The filing brought a strong response from the attorney general’s office. “Their relentless attacks continue despite a complete absence of any proof that any evidence was destroyed or altered or that our lawyers acted inappropriately in any way,” spokesman Ted Gest said in an e-mail.

The plaintiffs were among about 400 people arrested in Pershing Park in September 2002 during a demonstration against the International Monetary Fund and the World Bank. Most of the others have settled suits with the District.

The protesters’ attorneys asked in their filing that the court recommend that the bar pursue sanctions and even criminal penalties against several of the city’s attorneys.

The complaint alleges that the District concealed or obliterated audio, video and written evidence of the 2002 incident. It contends that during the discovery process, the protesters received an audio recording that they concluded had been tampered with because parts of the tape appeared out of order.

The plaintiffs’ filing and a statement of fact submitted by the attorney general’s office Tuesday gave different accounts about one key piece of evidence — a record of law enforcement actions on the day of the 2002 protest.

The document seems to have disappeared long ago — the plaintiffs have said it was deleted on purpose — but a police officer happened to come across a binder in October 2009 that he thought contained it. He reported it to higher-ups.

The plaintiffs have alleged that one of those supervisors, the D.C. police general counsel, Terry Ryan, deliberately swapped the binder that the officer found for a different one rather than reporting the finding to the plaintiffs.

The attorney general’s office has countered that the binder never contained the document in question, that it held the record of a different anti-IMF protest, one that occurred in April 2002.

“The record in this case shows that the Office of the Attorney General remains both unrepentant and unreformed, after years of criticism by judges and attorneys,” said Jonathan Turley, an attorney for the plaintiffs. “With this filing, we have laid bare the full record in the case. This filing contains obviously serious allegations of misconduct.”

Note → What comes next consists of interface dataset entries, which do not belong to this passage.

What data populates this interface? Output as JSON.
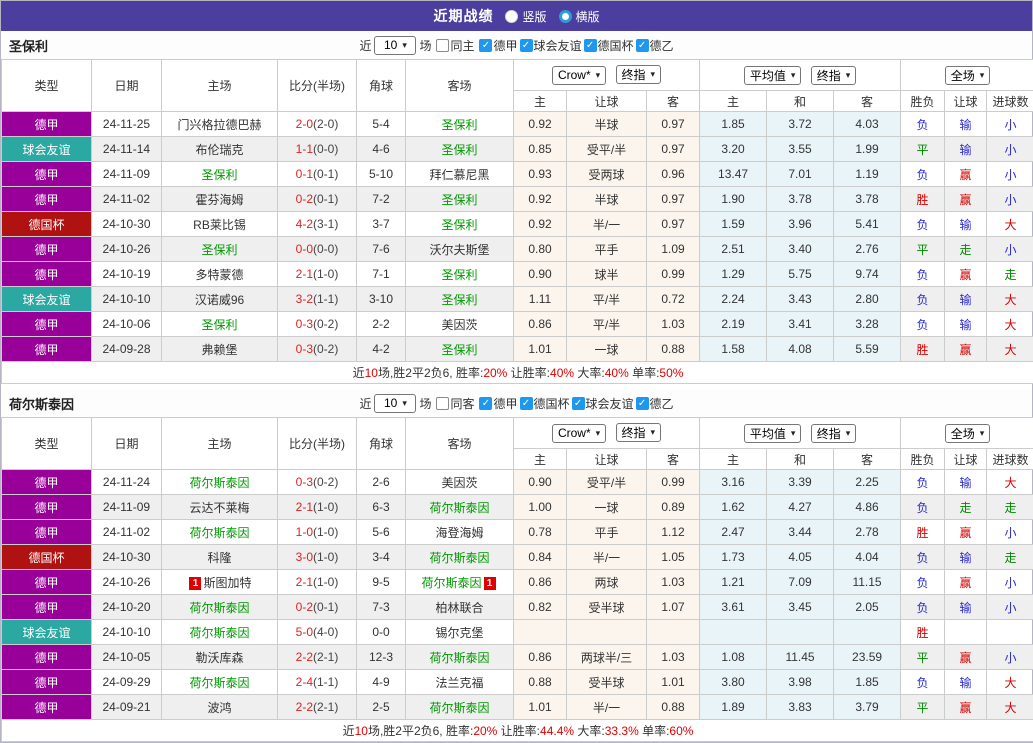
{
  "title_bar": {
    "title": "近期战绩",
    "vertical_label": "竖版",
    "vertical_checked": false,
    "horizontal_label": "横版",
    "horizontal_checked": true
  },
  "labels": {
    "near": "近",
    "field": "场"
  },
  "headers": {
    "type": "类型",
    "date": "日期",
    "home": "主场",
    "score": "比分(半场)",
    "corner": "角球",
    "away": "客场",
    "crow_select": "Crow*",
    "final_select": "终指",
    "avg_select": "平均值",
    "avg_final_select": "终指",
    "full_select": "全场",
    "odds_home": "主",
    "odds_handicap": "让球",
    "odds_away": "客",
    "avg_home": "主",
    "avg_draw": "和",
    "avg_away": "客",
    "wdl": "胜负",
    "handicap_result": "让球",
    "goals": "进球数"
  },
  "colors": {
    "titlebar_bg": "#4B3E9E",
    "checkbox_blue": "#1E97EE",
    "radio_blue": "#2D9CDB",
    "score_red": "#E02222",
    "team_green": "#009900",
    "win_red": "#D50000",
    "draw_green": "#008800",
    "lose_blue": "#2929CC",
    "summary_red": "#E00000"
  },
  "type_colors": {
    "德甲": "#990099",
    "球会友谊": "#2BA8A2",
    "德国杯": "#B01212"
  },
  "result_classes": {
    "胜": "r",
    "平": "g",
    "负": "b",
    "赢": "r",
    "输": "b",
    "走": "g",
    "大": "r",
    "小": "b"
  },
  "sections": [
    {
      "team": "圣保利",
      "count": "10",
      "same_label": "同主",
      "same_checked": false,
      "leagues": [
        {
          "label": "德甲",
          "checked": true
        },
        {
          "label": "球会友谊",
          "checked": true
        },
        {
          "label": "德国杯",
          "checked": true
        },
        {
          "label": "德乙",
          "checked": true
        }
      ],
      "rows": [
        {
          "type": "德甲",
          "date": "24-11-25",
          "home": "门兴格拉德巴赫",
          "hs": false,
          "hcard": "",
          "score": "2-0",
          "half": "(2-0)",
          "corner": "5-4",
          "away": "圣保利",
          "as": true,
          "acard": "",
          "o1": "0.92",
          "oh": "半球",
          "o2": "0.97",
          "m1": "1.85",
          "m2": "3.72",
          "m3": "4.03",
          "r1": "负",
          "r2": "输",
          "r3": "小"
        },
        {
          "type": "球会友谊",
          "date": "24-11-14",
          "home": "布伦瑞克",
          "hs": false,
          "hcard": "",
          "score": "1-1",
          "half": "(0-0)",
          "corner": "4-6",
          "away": "圣保利",
          "as": true,
          "acard": "",
          "o1": "0.85",
          "oh": "受平/半",
          "o2": "0.97",
          "m1": "3.20",
          "m2": "3.55",
          "m3": "1.99",
          "r1": "平",
          "r2": "输",
          "r3": "小"
        },
        {
          "type": "德甲",
          "date": "24-11-09",
          "home": "圣保利",
          "hs": true,
          "hcard": "",
          "score": "0-1",
          "half": "(0-1)",
          "corner": "5-10",
          "away": "拜仁慕尼黑",
          "as": false,
          "acard": "",
          "o1": "0.93",
          "oh": "受两球",
          "o2": "0.96",
          "m1": "13.47",
          "m2": "7.01",
          "m3": "1.19",
          "r1": "负",
          "r2": "赢",
          "r3": "小"
        },
        {
          "type": "德甲",
          "date": "24-11-02",
          "home": "霍芬海姆",
          "hs": false,
          "hcard": "",
          "score": "0-2",
          "half": "(0-1)",
          "corner": "7-2",
          "away": "圣保利",
          "as": true,
          "acard": "",
          "o1": "0.92",
          "oh": "半球",
          "o2": "0.97",
          "m1": "1.90",
          "m2": "3.78",
          "m3": "3.78",
          "r1": "胜",
          "r2": "赢",
          "r3": "小"
        },
        {
          "type": "德国杯",
          "date": "24-10-30",
          "home": "RB莱比锡",
          "hs": false,
          "hcard": "",
          "score": "4-2",
          "half": "(3-1)",
          "corner": "3-7",
          "away": "圣保利",
          "as": true,
          "acard": "",
          "o1": "0.92",
          "oh": "半/一",
          "o2": "0.97",
          "m1": "1.59",
          "m2": "3.96",
          "m3": "5.41",
          "r1": "负",
          "r2": "输",
          "r3": "大"
        },
        {
          "type": "德甲",
          "date": "24-10-26",
          "home": "圣保利",
          "hs": true,
          "hcard": "",
          "score": "0-0",
          "half": "(0-0)",
          "corner": "7-6",
          "away": "沃尔夫斯堡",
          "as": false,
          "acard": "",
          "o1": "0.80",
          "oh": "平手",
          "o2": "1.09",
          "m1": "2.51",
          "m2": "3.40",
          "m3": "2.76",
          "r1": "平",
          "r2": "走",
          "r3": "小"
        },
        {
          "type": "德甲",
          "date": "24-10-19",
          "home": "多特蒙德",
          "hs": false,
          "hcard": "",
          "score": "2-1",
          "half": "(1-0)",
          "corner": "7-1",
          "away": "圣保利",
          "as": true,
          "acard": "",
          "o1": "0.90",
          "oh": "球半",
          "o2": "0.99",
          "m1": "1.29",
          "m2": "5.75",
          "m3": "9.74",
          "r1": "负",
          "r2": "赢",
          "r3": "走"
        },
        {
          "type": "球会友谊",
          "date": "24-10-10",
          "home": "汉诺威96",
          "hs": false,
          "hcard": "",
          "score": "3-2",
          "half": "(1-1)",
          "corner": "3-10",
          "away": "圣保利",
          "as": true,
          "acard": "",
          "o1": "1.11",
          "oh": "平/半",
          "o2": "0.72",
          "m1": "2.24",
          "m2": "3.43",
          "m3": "2.80",
          "r1": "负",
          "r2": "输",
          "r3": "大"
        },
        {
          "type": "德甲",
          "date": "24-10-06",
          "home": "圣保利",
          "hs": true,
          "hcard": "",
          "score": "0-3",
          "half": "(0-2)",
          "corner": "2-2",
          "away": "美因茨",
          "as": false,
          "acard": "",
          "o1": "0.86",
          "oh": "平/半",
          "o2": "1.03",
          "m1": "2.19",
          "m2": "3.41",
          "m3": "3.28",
          "r1": "负",
          "r2": "输",
          "r3": "大"
        },
        {
          "type": "德甲",
          "date": "24-09-28",
          "home": "弗赖堡",
          "hs": false,
          "hcard": "",
          "score": "0-3",
          "half": "(0-2)",
          "corner": "4-2",
          "away": "圣保利",
          "as": true,
          "acard": "",
          "o1": "1.01",
          "oh": "一球",
          "o2": "0.88",
          "m1": "1.58",
          "m2": "4.08",
          "m3": "5.59",
          "r1": "胜",
          "r2": "赢",
          "r3": "大"
        }
      ],
      "summary": [
        {
          "t": "近",
          "c": "k"
        },
        {
          "t": "10",
          "c": "r"
        },
        {
          "t": "场,胜2平2负6, 胜率:",
          "c": "k"
        },
        {
          "t": "20%",
          "c": "r"
        },
        {
          "t": " 让胜率:",
          "c": "k"
        },
        {
          "t": "40%",
          "c": "r"
        },
        {
          "t": " 大率:",
          "c": "k"
        },
        {
          "t": "40%",
          "c": "r"
        },
        {
          "t": " 单率:",
          "c": "k"
        },
        {
          "t": "50%",
          "c": "r"
        }
      ]
    },
    {
      "team": "荷尔斯泰因",
      "count": "10",
      "same_label": "同客",
      "same_checked": false,
      "leagues": [
        {
          "label": "德甲",
          "checked": true
        },
        {
          "label": "德国杯",
          "checked": true
        },
        {
          "label": "球会友谊",
          "checked": true
        },
        {
          "label": "德乙",
          "checked": true
        }
      ],
      "rows": [
        {
          "type": "德甲",
          "date": "24-11-24",
          "home": "荷尔斯泰因",
          "hs": true,
          "hcard": "",
          "score": "0-3",
          "half": "(0-2)",
          "corner": "2-6",
          "away": "美因茨",
          "as": false,
          "acard": "",
          "o1": "0.90",
          "oh": "受平/半",
          "o2": "0.99",
          "m1": "3.16",
          "m2": "3.39",
          "m3": "2.25",
          "r1": "负",
          "r2": "输",
          "r3": "大"
        },
        {
          "type": "德甲",
          "date": "24-11-09",
          "home": "云达不莱梅",
          "hs": false,
          "hcard": "",
          "score": "2-1",
          "half": "(1-0)",
          "corner": "6-3",
          "away": "荷尔斯泰因",
          "as": true,
          "acard": "",
          "o1": "1.00",
          "oh": "一球",
          "o2": "0.89",
          "m1": "1.62",
          "m2": "4.27",
          "m3": "4.86",
          "r1": "负",
          "r2": "走",
          "r3": "走"
        },
        {
          "type": "德甲",
          "date": "24-11-02",
          "home": "荷尔斯泰因",
          "hs": true,
          "hcard": "",
          "score": "1-0",
          "half": "(1-0)",
          "corner": "5-6",
          "away": "海登海姆",
          "as": false,
          "acard": "",
          "o1": "0.78",
          "oh": "平手",
          "o2": "1.12",
          "m1": "2.47",
          "m2": "3.44",
          "m3": "2.78",
          "r1": "胜",
          "r2": "赢",
          "r3": "小"
        },
        {
          "type": "德国杯",
          "date": "24-10-30",
          "home": "科隆",
          "hs": false,
          "hcard": "",
          "score": "3-0",
          "half": "(1-0)",
          "corner": "3-4",
          "away": "荷尔斯泰因",
          "as": true,
          "acard": "",
          "o1": "0.84",
          "oh": "半/一",
          "o2": "1.05",
          "m1": "1.73",
          "m2": "4.05",
          "m3": "4.04",
          "r1": "负",
          "r2": "输",
          "r3": "走"
        },
        {
          "type": "德甲",
          "date": "24-10-26",
          "home": "斯图加特",
          "hs": false,
          "hcard": "1",
          "score": "2-1",
          "half": "(1-0)",
          "corner": "9-5",
          "away": "荷尔斯泰因",
          "as": true,
          "acard": "1",
          "o1": "0.86",
          "oh": "两球",
          "o2": "1.03",
          "m1": "1.21",
          "m2": "7.09",
          "m3": "11.15",
          "r1": "负",
          "r2": "赢",
          "r3": "小"
        },
        {
          "type": "德甲",
          "date": "24-10-20",
          "home": "荷尔斯泰因",
          "hs": true,
          "hcard": "",
          "score": "0-2",
          "half": "(0-1)",
          "corner": "7-3",
          "away": "柏林联合",
          "as": false,
          "acard": "",
          "o1": "0.82",
          "oh": "受半球",
          "o2": "1.07",
          "m1": "3.61",
          "m2": "3.45",
          "m3": "2.05",
          "r1": "负",
          "r2": "输",
          "r3": "小"
        },
        {
          "type": "球会友谊",
          "date": "24-10-10",
          "home": "荷尔斯泰因",
          "hs": true,
          "hcard": "",
          "score": "5-0",
          "half": "(4-0)",
          "corner": "0-0",
          "away": "锡尔克堡",
          "as": false,
          "acard": "",
          "o1": "",
          "oh": "",
          "o2": "",
          "m1": "",
          "m2": "",
          "m3": "",
          "r1": "胜",
          "r2": "",
          "r3": ""
        },
        {
          "type": "德甲",
          "date": "24-10-05",
          "home": "勒沃库森",
          "hs": false,
          "hcard": "",
          "score": "2-2",
          "half": "(2-1)",
          "corner": "12-3",
          "away": "荷尔斯泰因",
          "as": true,
          "acard": "",
          "o1": "0.86",
          "oh": "两球半/三",
          "o2": "1.03",
          "m1": "1.08",
          "m2": "11.45",
          "m3": "23.59",
          "r1": "平",
          "r2": "赢",
          "r3": "小"
        },
        {
          "type": "德甲",
          "date": "24-09-29",
          "home": "荷尔斯泰因",
          "hs": true,
          "hcard": "",
          "score": "2-4",
          "half": "(1-1)",
          "corner": "4-9",
          "away": "法兰克福",
          "as": false,
          "acard": "",
          "o1": "0.88",
          "oh": "受半球",
          "o2": "1.01",
          "m1": "3.80",
          "m2": "3.98",
          "m3": "1.85",
          "r1": "负",
          "r2": "输",
          "r3": "大"
        },
        {
          "type": "德甲",
          "date": "24-09-21",
          "home": "波鸿",
          "hs": false,
          "hcard": "",
          "score": "2-2",
          "half": "(2-1)",
          "corner": "2-5",
          "away": "荷尔斯泰因",
          "as": true,
          "acard": "",
          "o1": "1.01",
          "oh": "半/一",
          "o2": "0.88",
          "m1": "1.89",
          "m2": "3.83",
          "m3": "3.79",
          "r1": "平",
          "r2": "赢",
          "r3": "大"
        }
      ],
      "summary": [
        {
          "t": "近",
          "c": "k"
        },
        {
          "t": "10",
          "c": "r"
        },
        {
          "t": "场,胜2平2负6, 胜率:",
          "c": "k"
        },
        {
          "t": "20%",
          "c": "r"
        },
        {
          "t": " 让胜率:",
          "c": "k"
        },
        {
          "t": "44.4%",
          "c": "r"
        },
        {
          "t": " 大率:",
          "c": "k"
        },
        {
          "t": "33.3%",
          "c": "r"
        },
        {
          "t": " 单率:",
          "c": "k"
        },
        {
          "t": "60%",
          "c": "r"
        }
      ]
    }
  ]
}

The plaintiffs also asked the court to order the District to pay fees incurred during the years-long discovery process.

In his response, Gest, the attorney general’s spokesman, attributed the entire filing to financial motivations on the part of the plaintiff’s attorneys.